Review Hari Stefanatos
Slovenian Prime Minister Miro Cerar appeared worried for the fact that Slovenia was included in the coalition against the Islamic State without first consulting with the government.
Slovenia opposes terrorism and being on the list is not controversial per se but “I am bothered by the fact that we have been placed on the list without the government’s knowledge”, Cerar told Radio Slovenija in an interview, to add that “we will have to voice some sort of protest, it is not appropriate to consent to our country being placed anywhere without our knowledge and consensus”.
The Slovenian Prime Minister said that Slovenia will eventually concede after carefully examining the matter, but he excluded the possibility of Slovenia taking part on military operations against the jihadists.
The Foreign Ministry said on Thursday that Slovenia had not participated in the compiling of the list, but “as a responsible part of the international community, and an EU and NATO member, it is part of efforts to fight terrorism as a threat to international peace and stability”.
The State Department said being on the list did not mean direct military engagement, as efforts to counter the organisation also include military support to the Iraqi partners, stopping the flow of foreign fighters, countering ISIS funding, addressing the humanitarian crisis, and de-legitimizing the group’s ideology.

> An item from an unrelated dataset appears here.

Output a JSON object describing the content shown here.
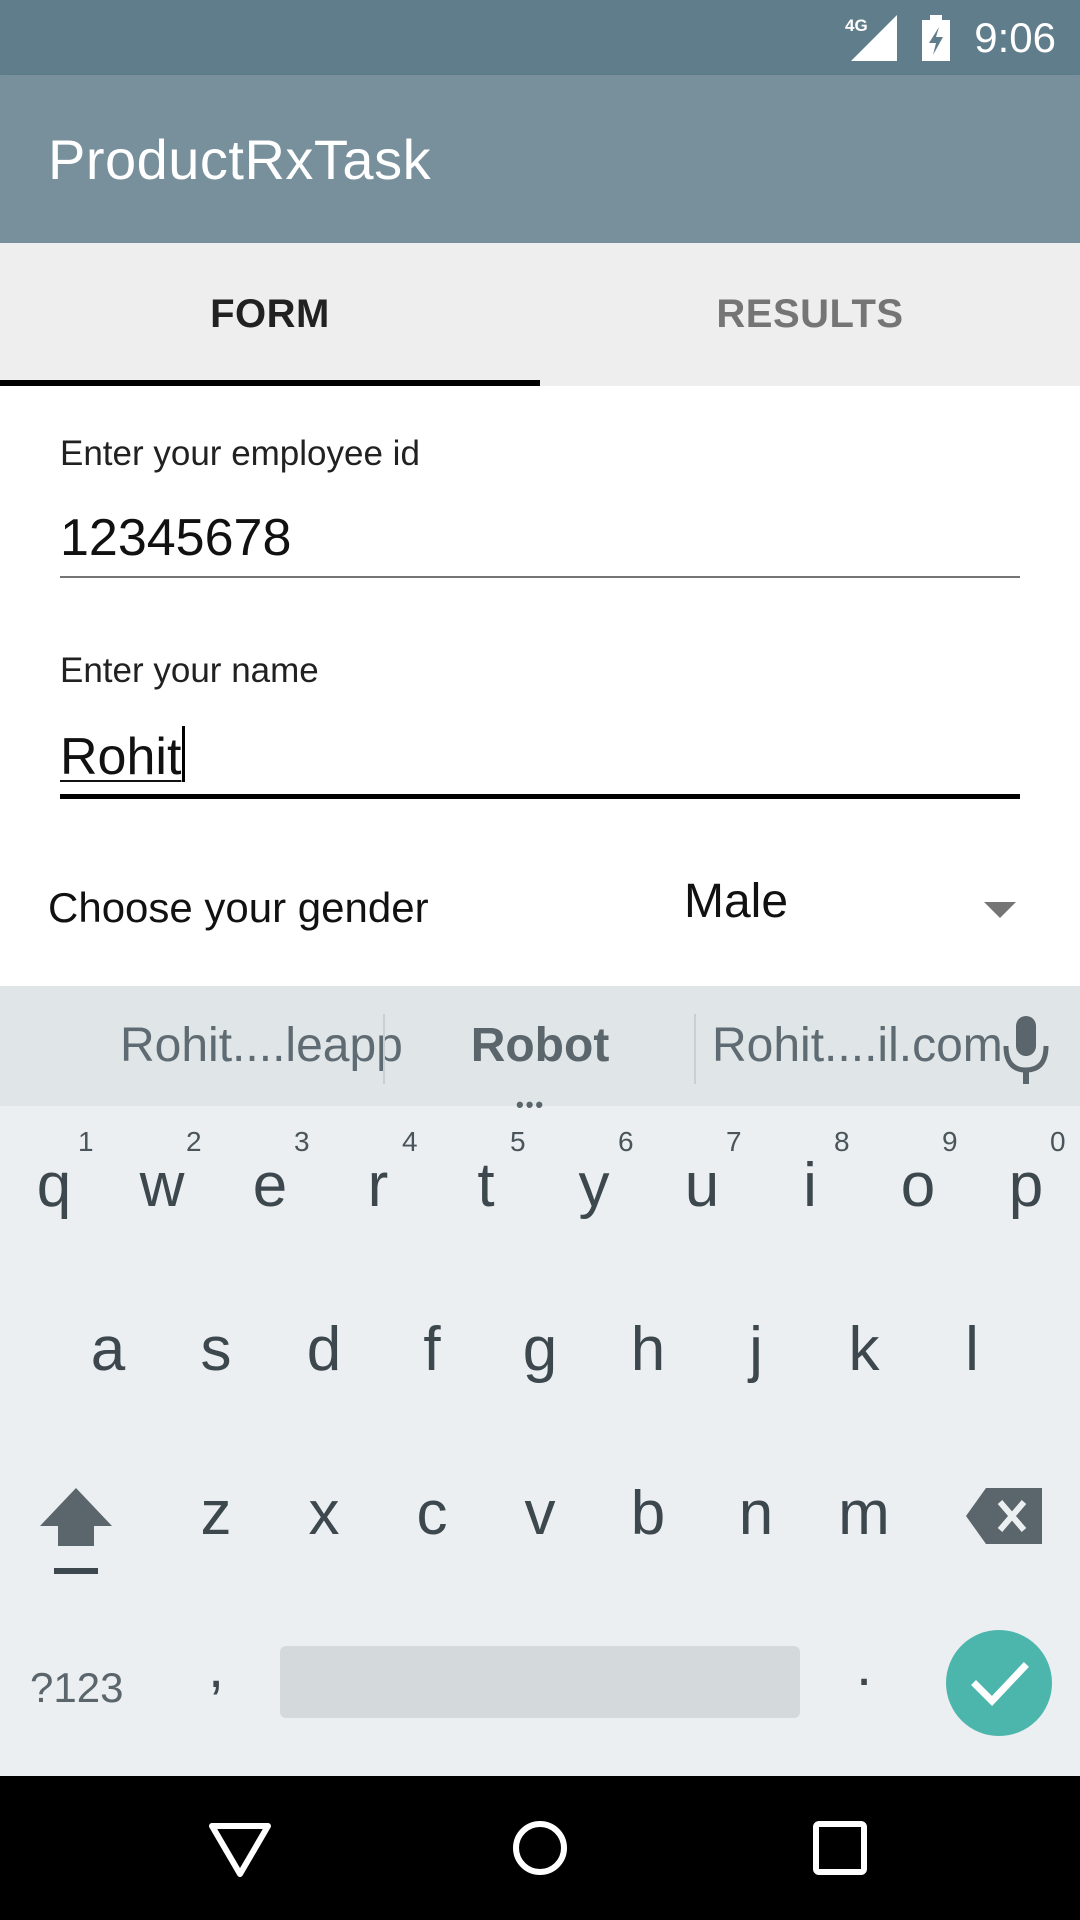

However, the move was criticized in Slovenia, with some media going as far as claiming that it is reminiscent of the controversial Vilnius Declaration of 2003, in which ten East European countries supported the US military intervention in Iraq.